1975)); see also In re Bevill, Bresler & Schulman
Asset Mgmt. Corp., 805 F.2d 120, 126 (3d Cir. 1986).
have not carried their burden to establish that
communications with HDT are privileged. Specifically,
Plaintiffs have not shown that they share an
"identical" legal interest with HDT. It is
undisputed that HDT has no legally cognizable interest in the
'578 Patent. I do not find persuasive Plaintiffs argument
that HDT's interest in the Chinese Patent amounts to a
legal interest identical to Plaintiffs' interest in the
'578 Patent. Far from being identical, the Chinese Patent
is an entirely separate property right that is enforceable
only in China. The mere fact that HDT produces the product
that Plaintiffs sell does not amount to a shared legal
interest. Such an arrangement is the epitome of a purely
commercial interest in this litigation. Thus, as it is
undisputed that Plaintiffs disclosed the contested
communications to third party HDT, I find that any claim of
privilege over those emails is waived.
argues in the alternative that HDT is acting as a consulting
expert pursuant to Federal Rule of Civil Procedure
26(b)(4)(D). That Rule provides:
Ordinarily, a party may not, by interrogatories or
deposition, discover facts known or opinions held by an
expert who has been retained or specially employed by another
party in anticipation of litigation or to prepare for trial
and who is not expected to be called as a witness at trial.
Advisory Committee note further explains:
[Subdivision (b)(4)] does not address itself to the expert
whose information was not acquired in preparation for trial
but rather because he was an actor or viewer with respect to
transactions or occurrences that are part of the subject

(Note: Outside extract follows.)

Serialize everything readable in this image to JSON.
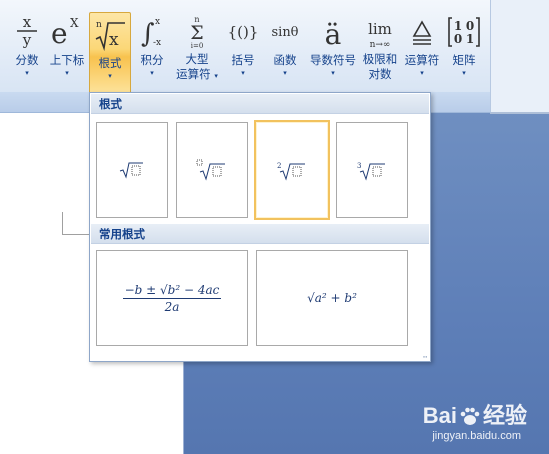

matter of the lawsuit. Such an expert should be treated as an
Fed. R. Civ. P. 26 advisory committee's note to 1970
have not carried their burden to show that they meet the
requirements of Rule 26(b)(4)(D). During the discovery
dispute conference, Plaintiffs' counsel represented that
communicating with HDT was the only means he had of getting
factual information about the production of Plaintiffs'
product. That representation indicates to me that HDT cannot
be treated as an expert in this case. Rather, HDT must be
treated as an ordinary witness. Moreover, Plaintiffs have not
produced any evidence indicating that they specially employ
HDT as an expert. They have not, for example, produced any
documents indicating an employment or a retainer agreement
related to HDT serving as an expert. The record indicates,
far from any special agreement, that Plaintiffs and HDT, who
regularly do business together, engaged in conversations
about this litigation during their ordinary course of
business. Accordingly, I find that communications with HDT do
not qualify for Rule 26(b)(4)(D)'s protection from
Plaintiffs' communications with HDT are not privileged or
excepted from discovery by the Rules of Civil Procedure,
IT IS HEREBY ORDERED that communications
that were ...